▶ About this exercise
Faithfully repeat each entry below, minus the pictures.

*** Opening of Data supplied ***

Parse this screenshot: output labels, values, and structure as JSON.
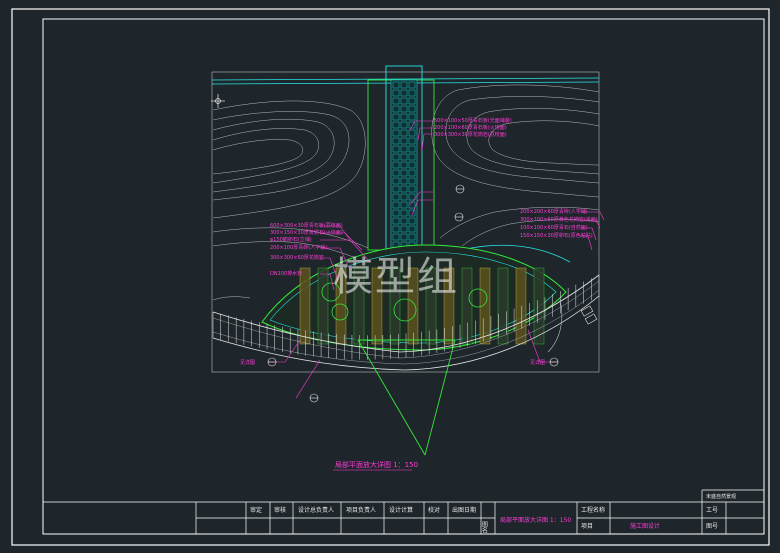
{
  "drawing": {
    "watermark": "模型组",
    "plan_caption": "局部平面放大详图 1：150",
    "callouts_top_right": [
      "500×100×50厚青石板(光面铺装)",
      "200×100×60厚青石板(火烧面)",
      "300×300×30厚花岗岩(荔枝面)"
    ],
    "callouts_right": [
      "200×200×60厚青砖(人字铺)",
      "300×100×60厚黄色花岗岩(光面)",
      "100×100×60厚青石(自然面)",
      "150×150×30厚卵石(原色粘贴)"
    ],
    "callouts_left": [
      "600×300×30厚青石板(荔枝面)",
      "300×150×30厚黄锈石(火烧面)",
      "φ150鹅卵石(立铺)",
      "200×100厚青砖(人字铺)",
      "300×300×60厚花岗岩",
      "DN100排水管"
    ],
    "callout_bottom_right": "见详图",
    "callout_bottom_left": "见详图"
  },
  "title_block": {
    "company": "未盛自然景观",
    "cells": [
      "审定",
      "审核",
      "设计总负责人",
      "项目负责人",
      "设计计算",
      "校对",
      "出图日期"
    ],
    "label_tu_ming": "图名",
    "drawing_name": "局部平面放大详图 1：150",
    "project_label": "工程名称",
    "project_item_label": "项目",
    "project_value": "施工图设计",
    "job_no_label": "工号",
    "drawing_no_label": "图号"
  },
  "colors": {
    "background": "#1f262b",
    "frame": "#ffffff",
    "cyan": "#27e6e6",
    "green": "#34e83a",
    "magenta": "#ff3bd8",
    "yellow": "#e3d24a",
    "gray": "#b8bcbf"
  }
}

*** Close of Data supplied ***

▶ Completed task
Parse this screenshot: output labels, values, and structure as JSON.
{
  "drawing": {
    "watermark": "模型组",
    "plan_caption": "局部平面放大详图 1：150",
    "callouts_top_right": [
      "500×100×50厚青石板(光面铺装)",
      "200×100×60厚青石板(火烧面)",
      "300×300×30厚花岗岩(荔枝面)"
    ],
    "callouts_right": [
      "200×200×60厚青砖(人字铺)",
      "300×100×60厚黄色花岗岩(光面)",
      "100×100×60厚青石(自然面)",
      "150×150×30厚卵石(原色粘贴)"
    ],
    "callouts_left": [
      "600×300×30厚青石板(荔枝面)",
      "300×150×30厚黄锈石(火烧面)",
      "φ150鹅卵石(立铺)",
      "200×100厚青砖(人字铺)",
      "300×300×60厚花岗岩",
      "DN100排水管"
    ],
    "callout_bottom_right": "见详图",
    "callout_bottom_left": "见详图"
  },
  "title_block": {
    "company": "未盛自然景观",
    "cells": [
      "审定",
      "审核",
      "设计总负责人",
      "项目负责人",
      "设计计算",
      "校对",
      "出图日期"
    ],
    "label_tu_ming": "图名",
    "drawing_name": "局部平面放大详图 1：150",
    "project_label": "工程名称",
    "project_item_label": "项目",
    "project_value": "施工图设计",
    "job_no_label": "工号",
    "drawing_no_label": "图号"
  },
  "colors": {
    "background": "#1f262b",
    "frame": "#ffffff",
    "cyan": "#27e6e6",
    "green": "#34e83a",
    "magenta": "#ff3bd8",
    "yellow": "#e3d24a",
    "gray": "#b8bcbf"
  }
}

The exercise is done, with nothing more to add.